During the trial of Jimmy Trioiano, Attorney Eric Naiburg stated: “There is, ladies and gentlemen, a devil in this case, and the devil is LSD. The devil has taken from them, and therefore from us, the ability to determine what is real and what is fantasy.”5 The star witness in the trial was Albert Quinones who gave several conflicting statements throughout his cross-examination. Albert had initially said that Jimmy held Gary down as Ricky stabbed him. He also said that Gary had offered them $500 to spare his life to which Jimmy and Ricky just laughed at. According to Albert, Ricky had begged “don’t let them kill me,” before Ricky started to stab him. However, under cross-examination, Albert changed his story and now claimed that Jimmy didn’t participate in the murder at all and was just a bystander, much like himself. He also told the jury that both he and Jimmy had taken hallucinogenic drugs and that they had hallucinated of being chased by trees and bees. The inconsistencies in Albert’s statements truly were damaging to the case. “We got a guy who is totally burnt out, who doesn’t have a brain cell left,” said Jimmy’s lawyer.6After ten hours of deliberation, Jimmy Trioiano was acquitted and nobody was ever brought to justice for the murder of Gary Lauwers.
The media latched on to the disturbing story and published article after article about how satanism was very much alive in America’s dull suburbs. The already deranged tale of drugs, revenge and murder was subsequently warped into a quasi-mythical narrative to titillate the already paranoid public. Media outlets reported that the murder was a sacrificial killing by a group of devil-worshippers and that some 15 followers had witnessed the gruesome slaying yet did nothing to help. However, time would soon tell that the vast majority of the reports were sensational and that the murder was fuelled predominantly by drugs.
- The Philadelphia Inquirer, 10 July, 1984 – “Parents Trace Teen’s Descent into Devil Cult and Death”

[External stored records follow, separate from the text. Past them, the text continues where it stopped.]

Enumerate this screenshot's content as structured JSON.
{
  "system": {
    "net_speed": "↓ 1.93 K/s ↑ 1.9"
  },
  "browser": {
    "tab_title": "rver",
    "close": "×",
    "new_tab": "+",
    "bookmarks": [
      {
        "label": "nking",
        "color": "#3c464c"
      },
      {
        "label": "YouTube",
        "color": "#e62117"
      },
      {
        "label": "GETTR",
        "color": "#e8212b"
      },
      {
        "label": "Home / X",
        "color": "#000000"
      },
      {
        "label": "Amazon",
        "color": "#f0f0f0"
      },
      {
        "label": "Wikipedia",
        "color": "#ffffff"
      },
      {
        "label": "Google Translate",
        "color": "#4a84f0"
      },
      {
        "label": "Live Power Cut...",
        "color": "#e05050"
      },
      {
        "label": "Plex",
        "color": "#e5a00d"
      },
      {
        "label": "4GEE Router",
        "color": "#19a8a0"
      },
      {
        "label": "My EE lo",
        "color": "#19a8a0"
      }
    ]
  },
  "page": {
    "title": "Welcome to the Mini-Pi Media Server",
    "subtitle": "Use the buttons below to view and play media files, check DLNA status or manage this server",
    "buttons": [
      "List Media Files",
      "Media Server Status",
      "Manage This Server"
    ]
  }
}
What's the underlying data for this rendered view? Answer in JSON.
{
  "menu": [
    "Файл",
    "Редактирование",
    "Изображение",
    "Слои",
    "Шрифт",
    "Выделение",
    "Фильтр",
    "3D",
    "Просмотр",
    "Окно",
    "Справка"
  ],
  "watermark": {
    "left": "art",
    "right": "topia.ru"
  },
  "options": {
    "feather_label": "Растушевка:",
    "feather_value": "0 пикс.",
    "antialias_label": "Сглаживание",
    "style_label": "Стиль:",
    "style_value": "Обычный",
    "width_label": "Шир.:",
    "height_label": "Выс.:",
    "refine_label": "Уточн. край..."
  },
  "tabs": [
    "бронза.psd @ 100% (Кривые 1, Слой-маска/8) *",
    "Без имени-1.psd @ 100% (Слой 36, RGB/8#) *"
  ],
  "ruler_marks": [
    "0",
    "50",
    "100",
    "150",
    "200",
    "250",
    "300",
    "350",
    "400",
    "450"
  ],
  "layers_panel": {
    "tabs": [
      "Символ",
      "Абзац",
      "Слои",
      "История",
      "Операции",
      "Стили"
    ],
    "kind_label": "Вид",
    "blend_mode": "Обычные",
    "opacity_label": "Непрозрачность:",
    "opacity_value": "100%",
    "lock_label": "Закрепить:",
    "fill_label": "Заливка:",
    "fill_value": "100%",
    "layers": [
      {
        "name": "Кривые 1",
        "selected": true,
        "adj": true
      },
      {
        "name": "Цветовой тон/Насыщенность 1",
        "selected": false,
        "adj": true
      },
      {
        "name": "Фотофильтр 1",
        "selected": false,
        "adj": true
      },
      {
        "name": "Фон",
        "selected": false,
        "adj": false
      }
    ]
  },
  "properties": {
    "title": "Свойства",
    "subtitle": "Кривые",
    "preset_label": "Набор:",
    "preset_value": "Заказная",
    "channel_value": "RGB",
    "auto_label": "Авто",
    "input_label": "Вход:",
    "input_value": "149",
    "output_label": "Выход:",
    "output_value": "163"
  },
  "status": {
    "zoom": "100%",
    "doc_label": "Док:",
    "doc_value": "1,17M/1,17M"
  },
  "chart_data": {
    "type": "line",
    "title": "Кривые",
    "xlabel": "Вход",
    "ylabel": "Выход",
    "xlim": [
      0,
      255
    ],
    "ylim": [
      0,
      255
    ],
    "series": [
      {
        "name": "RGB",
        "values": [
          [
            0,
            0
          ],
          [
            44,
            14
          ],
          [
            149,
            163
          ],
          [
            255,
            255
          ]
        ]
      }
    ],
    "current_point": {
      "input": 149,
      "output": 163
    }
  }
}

- New York Daily News, 10 July, 1984 – “Cult-Slay Witness to Talk”
- Philadelphia Daily News, 11 June, 1984 – “Satanic Slaying Rocks a Village”
- Kids in the Dark, David Beskin
- The Orlando Sentinel, 26 April, 1985 – “Ritual Slaying”
- The Journal News, 10 April, 1985 – “Witness Tells of Ritualistic Killing”